Scar revision is a skin repair surgery that attempts to reduce the presence of a scar on a given part of the body. Various surgical or medical techniques can be considered to improve the aspect of a scar (cutting out, skin grafting/transplantation, local plastic surgery, skin expansion), depending on its type (retractile, ulcerated, keloid).
- We do not use skin surgery to treat acne scars and scars as a result of burns.
- Cosmetic medicine treatments such as Laser Icon or Keybody-Skin provide satisfying results to reduce certain types of scars.
1. Types of scars
A scar is the visible part of a skin lesion. It is part of the skin healing process. A scar may be the result of trauma (injury) or surgery, for example following an incision. All skin lesions cause scarring, except when the trauma is superficial and only affects the epidermis.
Various non-surgical techniques exist for partial or near-complete removal of a scar (chemical peel, laser, tattoo, ointment, infiltration, etc.). These can give great results on certain types of scars. PRX-T33 biorevitalising peel can effectively reduce newest depressed scars (acne, varicella or impetigo scars, superficial traumatic scars, post-surgical scars).
Cutaneous surgery is particularly recommended for the treatment of scars regarded as unsightly because of their width, color or irregular aspect. A surgical treatment is appropriate for scars presenting the following problems:
- Retractile scars: These scars are "curled up" due to the narrowing of the cicatricial zone, which causes some traction on the cutaneous tissues. They form slightly elevated rigid fibrous cords compared to the normal level of the surrounding skin. This type of scar is often unsightly and can sometimes lead to discomfort when moving certain parts of the body.

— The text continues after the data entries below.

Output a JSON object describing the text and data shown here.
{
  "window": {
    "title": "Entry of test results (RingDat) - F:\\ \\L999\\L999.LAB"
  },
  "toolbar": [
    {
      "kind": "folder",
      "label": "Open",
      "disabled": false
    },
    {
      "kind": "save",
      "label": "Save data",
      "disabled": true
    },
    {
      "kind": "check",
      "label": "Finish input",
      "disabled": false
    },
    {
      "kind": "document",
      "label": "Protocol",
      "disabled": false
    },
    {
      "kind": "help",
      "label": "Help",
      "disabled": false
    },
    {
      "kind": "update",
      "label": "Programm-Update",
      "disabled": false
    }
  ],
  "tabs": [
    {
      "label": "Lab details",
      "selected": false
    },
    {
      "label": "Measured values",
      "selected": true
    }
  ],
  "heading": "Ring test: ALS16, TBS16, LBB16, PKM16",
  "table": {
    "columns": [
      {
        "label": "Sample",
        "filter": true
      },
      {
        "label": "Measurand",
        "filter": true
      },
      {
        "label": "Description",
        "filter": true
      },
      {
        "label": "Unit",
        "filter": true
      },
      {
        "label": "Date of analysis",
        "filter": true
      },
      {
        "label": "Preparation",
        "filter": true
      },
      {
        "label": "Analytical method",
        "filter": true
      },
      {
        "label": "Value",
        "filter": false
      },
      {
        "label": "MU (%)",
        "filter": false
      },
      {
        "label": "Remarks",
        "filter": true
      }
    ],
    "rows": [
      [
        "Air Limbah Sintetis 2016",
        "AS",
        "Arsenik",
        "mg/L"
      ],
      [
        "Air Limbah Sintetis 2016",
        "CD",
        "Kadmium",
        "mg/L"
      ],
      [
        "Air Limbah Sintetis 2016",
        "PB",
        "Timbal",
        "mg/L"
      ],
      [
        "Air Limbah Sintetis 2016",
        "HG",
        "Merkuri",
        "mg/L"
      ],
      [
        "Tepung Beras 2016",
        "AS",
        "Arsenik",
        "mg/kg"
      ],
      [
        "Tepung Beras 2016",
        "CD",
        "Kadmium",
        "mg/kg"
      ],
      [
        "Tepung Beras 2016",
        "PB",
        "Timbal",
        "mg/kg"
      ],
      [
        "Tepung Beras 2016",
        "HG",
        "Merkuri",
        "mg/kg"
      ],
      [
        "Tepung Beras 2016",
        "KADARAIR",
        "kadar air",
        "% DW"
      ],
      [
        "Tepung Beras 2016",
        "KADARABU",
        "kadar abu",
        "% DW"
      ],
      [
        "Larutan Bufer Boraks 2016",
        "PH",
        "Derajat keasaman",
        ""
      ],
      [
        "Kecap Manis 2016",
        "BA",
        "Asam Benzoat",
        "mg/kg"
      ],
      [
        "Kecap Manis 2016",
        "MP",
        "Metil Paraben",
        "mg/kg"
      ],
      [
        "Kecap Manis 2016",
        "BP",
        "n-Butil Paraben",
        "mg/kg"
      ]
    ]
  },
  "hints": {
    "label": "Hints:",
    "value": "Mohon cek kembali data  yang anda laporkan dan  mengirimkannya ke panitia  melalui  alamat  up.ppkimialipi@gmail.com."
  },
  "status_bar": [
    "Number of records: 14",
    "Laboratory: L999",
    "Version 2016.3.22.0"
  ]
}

- Ulcerated scars: These are particularly fragile scars which can be subject to superficial abrasions that may widen and worsen over time.
- Hypertrophic or keloid scars: These are inflammatory scars, usually painful, with a very pronounced relief and a red color. Unlike hypertrophic scars, keloid scars tend to evolve after wound healing.
In general, skin surgery can correct all scars considered unsightly because of their width, color, lack of regular aspect, or causing pain.
2. Principles of the procedure
It is necessary for the scar to be mature and stable before undertaking a surgical removal.
The choice of technique will depend on the characteristics of the scar to be revised and the properties of the patient's tissues.
Two steps will be necessary for simplest cases: the initial scar will first be excised, then a new suture will be performed to obtain a more discreet scar.
In many cases, the procedure uses a special incision, a process designed to "break" the main axis of the initial scar. The scar is then reoriented according to the lines of natural tensions of the skin so as to reduce the tensions exerted on the wound.
For very large scars, several techniques can be used or combined to get the best possible result:
- Iterative excision, which consists of performing the excision of the defective scar in several steps in order to allow for the skin to relax.
- Cutaneous tissue graft taken from another part of the body
- Local ulcer to move a flap of skin around the scar to cover it Skin expansion by placing inflatable balloons under the healthy skin adjacent to the scar. These balloons are regularly inflated so as to gradually distend. After a few weeks, when the excess skin is sufficient, the skin thus obtained is used to cover the scar area.
- Lipostructure or lipofilling of the scar by injection of fat cells, to reduce or fill a depression under the scar and improve the texture of the skin next to the scar.
3. Aftermath of surgery
Surgical scar revision is usually performed under local anesthesia.
Depending on the type of scars treated, the procedure can be performed in the surgeon's office or during an outpatient hospital care.
The after-effects of surgical scar revision are usually simple and not painful. A few hours after the procedure, a slightly red and yellow oozing may be observed. A small edema (swelling) and bruise may also appear.
After the procedure, it is normal to notice some discomfort as well as some tension in the area of the scar revision. Disabling pain is very rare (if such pain occurs, consult the surgeon).
During the first days after the operation, it is important to avoid movements that may cause tension on the operated scar.
Feeling itchiness in the treated area is a common consequence of this type of procedure.
As long as the scar remains dark, it is crucial to avoid sun exposure entirely and use proper sun protection if exposure cannot be avoided.
The final aspect of the scar can only be judged after several months, sometimes up to two years. During the healing period, it is important to regularly check the progress of the scar to identify any healing disorders and apply appropriate treatment.
In most cases, significant improvement in the quality of the scar after surgical treatment is observed. But it is important to understand that healing involves a random factor depending on the patient. The quality of healing may vary depending on age, quality of tissues and the area involved. Despite the level of technical mastery of a trained plastic surgeon used to this type of procedure, the healing process remains an unpredictable and uncontrollable phenomenon.